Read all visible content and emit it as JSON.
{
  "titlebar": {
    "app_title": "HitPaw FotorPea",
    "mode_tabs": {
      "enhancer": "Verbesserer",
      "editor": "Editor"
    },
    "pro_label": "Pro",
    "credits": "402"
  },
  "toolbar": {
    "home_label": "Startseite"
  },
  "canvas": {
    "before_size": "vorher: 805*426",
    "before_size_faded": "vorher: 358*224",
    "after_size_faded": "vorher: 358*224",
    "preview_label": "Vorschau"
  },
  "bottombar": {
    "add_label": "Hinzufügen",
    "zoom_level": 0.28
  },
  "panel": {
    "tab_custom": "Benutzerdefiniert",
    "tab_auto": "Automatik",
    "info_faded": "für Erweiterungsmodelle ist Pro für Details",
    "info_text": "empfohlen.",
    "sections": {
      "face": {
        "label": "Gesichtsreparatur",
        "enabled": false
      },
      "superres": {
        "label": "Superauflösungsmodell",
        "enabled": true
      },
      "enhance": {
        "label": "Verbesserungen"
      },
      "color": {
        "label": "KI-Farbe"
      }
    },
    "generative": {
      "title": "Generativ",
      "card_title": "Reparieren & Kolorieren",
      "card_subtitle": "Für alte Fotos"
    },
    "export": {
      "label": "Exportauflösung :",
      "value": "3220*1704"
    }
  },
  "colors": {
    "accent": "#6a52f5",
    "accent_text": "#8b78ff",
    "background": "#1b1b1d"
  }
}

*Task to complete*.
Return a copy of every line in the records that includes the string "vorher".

*Answer to this problem*.
    "before_size": "vorher: 805*426",
    "before_size_faded": "vorher: 358*224",
    "after_size_faded": "vorher: 358*224",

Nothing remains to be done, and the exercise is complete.